For this exercise, write out the whole listing below exactly, omitting its images.

BEGIN Records supplied

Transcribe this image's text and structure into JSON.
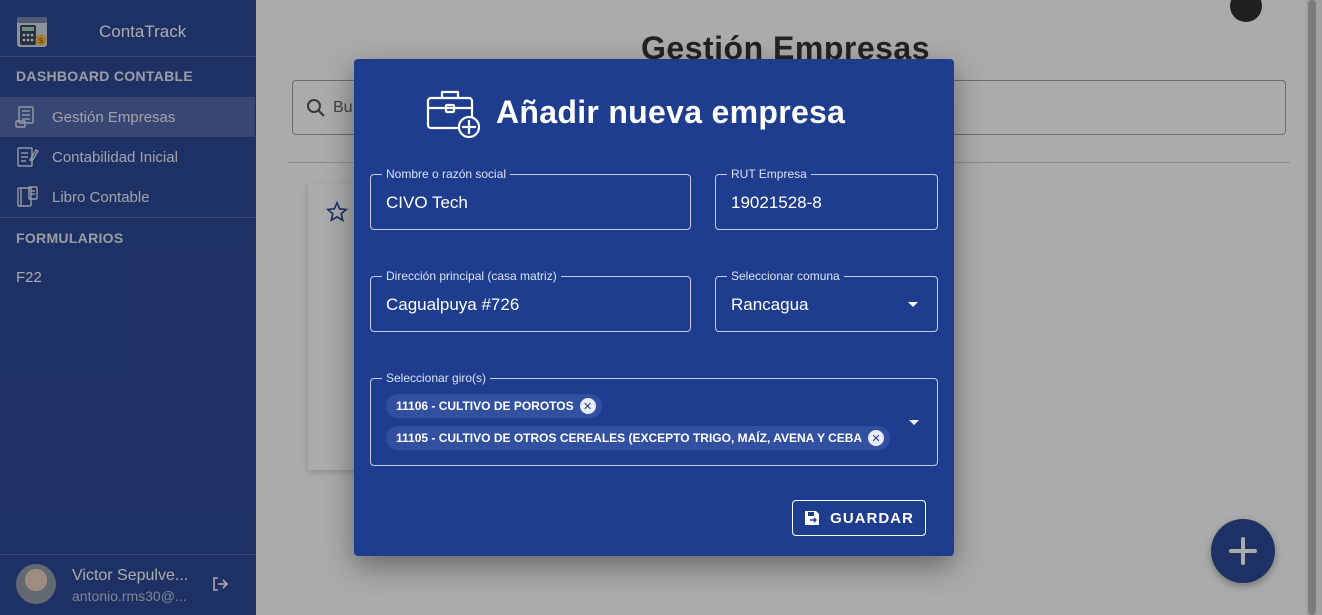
{
  "app": {
    "name": "ContaTrack"
  },
  "sidebar": {
    "sections": [
      {
        "title": "DASHBOARD CONTABLE"
      },
      {
        "title": "FORMULARIOS"
      }
    ],
    "items": [
      {
        "label": "Gestión Empresas",
        "icon": "building-list-icon",
        "active": true
      },
      {
        "label": "Contabilidad Inicial",
        "icon": "document-edit-icon",
        "active": false
      },
      {
        "label": "Libro Contable",
        "icon": "ledger-book-icon",
        "active": false
      }
    ],
    "forms": [
      {
        "label": "F22"
      }
    ],
    "user": {
      "name": "Victor Sepulve...",
      "email": "antonio.rms30@..."
    }
  },
  "main": {
    "title": "Gestión Empresas",
    "search_placeholder": "Bu",
    "fab_icon": "plus-icon"
  },
  "dialog": {
    "title": "Añadir nueva empresa",
    "icon": "briefcase-add-icon",
    "fields": {
      "nombre": {
        "label": "Nombre o razón social",
        "value": "CIVO Tech"
      },
      "rut": {
        "label": "RUT Empresa",
        "value": "19021528-8"
      },
      "direccion": {
        "label": "Dirección principal (casa matriz)",
        "value": "Cagualpuya #726"
      },
      "comuna": {
        "label": "Seleccionar comuna",
        "value": "Rancagua"
      },
      "giros": {
        "label": "Seleccionar giro(s)",
        "chips": [
          "11106 - CULTIVO DE POROTOS",
          "11105 - CULTIVO DE OTROS CEREALES (EXCEPTO TRIGO, MAÍZ, AVENA Y CEBA"
        ]
      }
    },
    "save_label": "GUARDAR"
  },
  "colors": {
    "primary": "#1c3a8f",
    "dialog": "#1f3d8f"
  }
}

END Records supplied

• [Task result]:
Transcribe this image's text and structure into JSON.
{
  "app": {
    "name": "ContaTrack"
  },
  "sidebar": {
    "sections": [
      {
        "title": "DASHBOARD CONTABLE"
      },
      {
        "title": "FORMULARIOS"
      }
    ],
    "items": [
      {
        "label": "Gestión Empresas",
        "icon": "building-list-icon",
        "active": true
      },
      {
        "label": "Contabilidad Inicial",
        "icon": "document-edit-icon",
        "active": false
      },
      {
        "label": "Libro Contable",
        "icon": "ledger-book-icon",
        "active": false
      }
    ],
    "forms": [
      {
        "label": "F22"
      }
    ],
    "user": {
      "name": "Victor Sepulve...",
      "email": "antonio.rms30@..."
    }
  },
  "main": {
    "title": "Gestión Empresas",
    "search_placeholder": "Bu",
    "fab_icon": "plus-icon"
  },
  "dialog": {
    "title": "Añadir nueva empresa",
    "icon": "briefcase-add-icon",
    "fields": {
      "nombre": {
        "label": "Nombre o razón social",
        "value": "CIVO Tech"
      },
      "rut": {
        "label": "RUT Empresa",
        "value": "19021528-8"
      },
      "direccion": {
        "label": "Dirección principal (casa matriz)",
        "value": "Cagualpuya #726"
      },
      "comuna": {
        "label": "Seleccionar comuna",
        "value": "Rancagua"
      },
      "giros": {
        "label": "Seleccionar giro(s)",
        "chips": [
          "11106 - CULTIVO DE POROTOS",
          "11105 - CULTIVO DE OTROS CEREALES (EXCEPTO TRIGO, MAÍZ, AVENA Y CEBA"
        ]
      }
    },
    "save_label": "GUARDAR"
  },
  "colors": {
    "primary": "#1c3a8f",
    "dialog": "#1f3d8f"
  }
}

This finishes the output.